I also did a lot of ‘thinning’ and got rid of much of the interior branches. For same reason.
Seems to be working so far!
Many of my blossoms just dry up and fall. Sparse fruit set. After reading what @subdood_ky_z6b wrote - Maybe it is because temps have been so high? We’ve had a spell of low 90’s. Miserably hot.
Someone needs to write a book: 1001 Uses For a Dead Swingset
4th Of July comes through - picked the first fruit on the 2nd.
The plant is still pretty stunted and measly after the hard spring, but once the main season plants get going, 4th is kind of superfluous.
My reliable standard is Big Beef
Tomatoes are coming along nicely. I’ll probably regret saying it, but so far there is no disease or horn worms. I usually put in a few Glaciers as an early tomato, but I skipped them this year. Maybe another week for ripe ones.
my name is E&T. i came to this here group today because like many of you, i’m recovering from tomato, and the path is hard. . . oh, wait a minute. . . .
Beautiful! I don’t know how you keep up with so many tomato plants, BeeDee. They look great and your rows are immaculate!
Now, if there was just a way to till without leaving footprints! Heh heh!
I started this PVC monstrosity in 2019 and I am reusing it this year. I simplified the design but I need more connectors due to the savings of extra parts.

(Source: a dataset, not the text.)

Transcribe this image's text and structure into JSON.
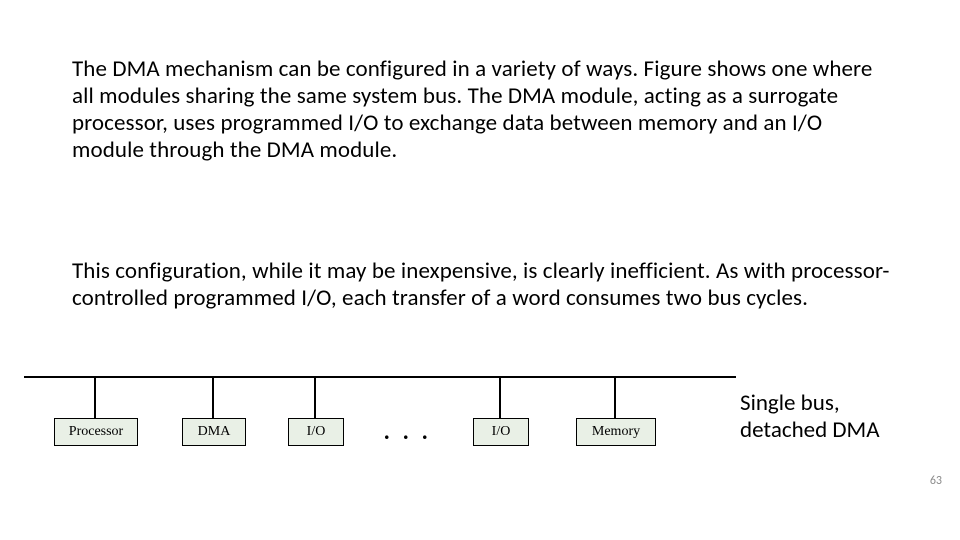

This is 2of my 5 current towers. Each tower will expand vertically with more 1/2 segments.
Thanks for the kind words. I agree, a freshly tilled path, free of footprints, is aesthetically pleasing. I was glad to get it tilled when I did. Even with 4" spacing between rows, that will probably be the last time. I hate to scrape up against the plants and fruits.
Picked the first tomato of the season. A Mennonite orange. (The pic colour is a bit faded, it’s more orange in person
What a fine looking, weed-free garden!
The tomatoes are just stating to produce heavy now. We had been getting a couple dozen tomatoes consistently for weeks but this is the first bucketful today. We may pick as much as a 5 gallon bucket today for canning. They are all shapes and sizes. My mother planted these from seeds directly in the ground as we often do. The seeds i had on hand and she said she was not concerned with the varieties so we will never know. She will save seeds from the best ones. The amish pink egg tomatoes are wonderful.